National News

Trump Signals Consequences for Cohen Over Secret Recording

Posted July 21, 2018 10:12 a.m. EDT

BERKELEY HEIGHTS, N.J. — President Donald Trump lashed out at his longtime lawyer, Michael Cohen, on Saturday, suggesting that there could be legal consequences for Cohen, who recorded a discussion they had two months before the 2016 election about paying a former Playboy model who said she had an affair with Trump.

“Inconceivable that the government would break into a lawyer’s office (early in the morning) — almost unheard of,” Trump wrote on Twitter. “Even more inconceivable that a lawyer would tape a client — totally unheard of & perhaps illegal. The good news is that your favorite President did nothing wrong!”

With his tweet, Trump signaled open warfare on Cohen, a longtime fixer he had until now tried to keep by his side. Cohen has publicly discussed the idea of cooperating with the Justice Department as it investigates his involvement in paying women to quash potentially damaging news stories about Trump during the campaign.

Trump, who left Washington on Friday to spend the weekend at his New Jersey golf course, added another chaotic twist to a head-spinning week that began with a widely condemned news conference with Vladimir Putin, the Russian president, in Helsinki.

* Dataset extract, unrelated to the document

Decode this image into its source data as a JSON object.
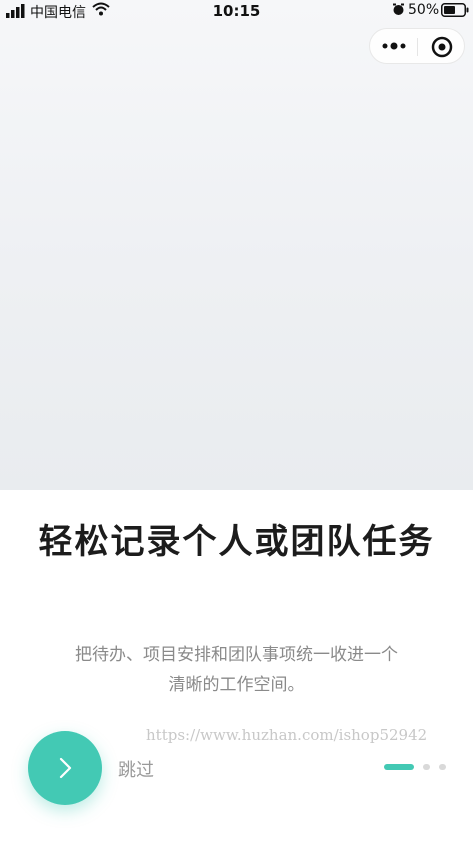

The president’s aides, who spent the first part of the week frantically trying to figure out how to clean up the aftermath of the news conference, have had little to say about accusations by women that Trump’s lawyers had paid them for their silence in the wake of extramarital affairs.

The White House did not immediately respond to a request for comment Saturday, but in the past, the president’s aides have called the account of the affair by the former model, Karen McDougal, “an old story that is just more fake news,” and have denied that the president was involved.

The recording is sure to raise new questions about what the president knew about the payments and when.

McDougal says she began a nearly yearlong affair with Trump in 2006, shortly after Trump’s wife, Melania, gave birth to their son Barron.

McDougal sold her story for $150,000 to The National Enquirer, which was supportive of Trump, during the final months of the presidential campaign. But the tabloid sat on the story, which kept it from becoming public. The practice, known as “catch and kill,” effectively silenced McDougal for the remainder of the campaign.

On the recording, Trump and Cohen were discussing payments to American Media Inc., or AMI, the parent company of The Enquirer, whose chairman, David J. Pecker, is friendly with the president. The recording was found during an FBI raid on Cohen’s office earlier this year.

When The Wall Street Journal reported on AMI’s payments to McDougal days before the election, the Trump campaign denied knowing about them. “We have no knowledge of any of this,” Hope Hicks, the campaign spokeswoman, said at the time, adding that McDougal’s claim of an affair was “totally untrue.”

On his way to his golf club in Bedminster, the president ignored several questions from reporters about why his campaign would have denied knowledge of the payments if he was on tape discussing them with Cohen.

Hours later, the president was on Twitter, suggesting that what Cohen had done was illegal.

New York law allows one party to a conversation to tape it without the other knowing. Over the years, Cohen, in his dealings on Trump’s behalf with journalists, opposing lawyers and business adversaries, frequently taped his conversations, unbeknown to the people with whom he was speaking. Trump himself also has a history of recording phone calls and conversations.

Trump’s advisers have viewed the Cohen investigation as a potentially greater risk to the president than the special counsel inquiry, given Cohen’s onetime status as the keeper of Trump’s personal and business secrets.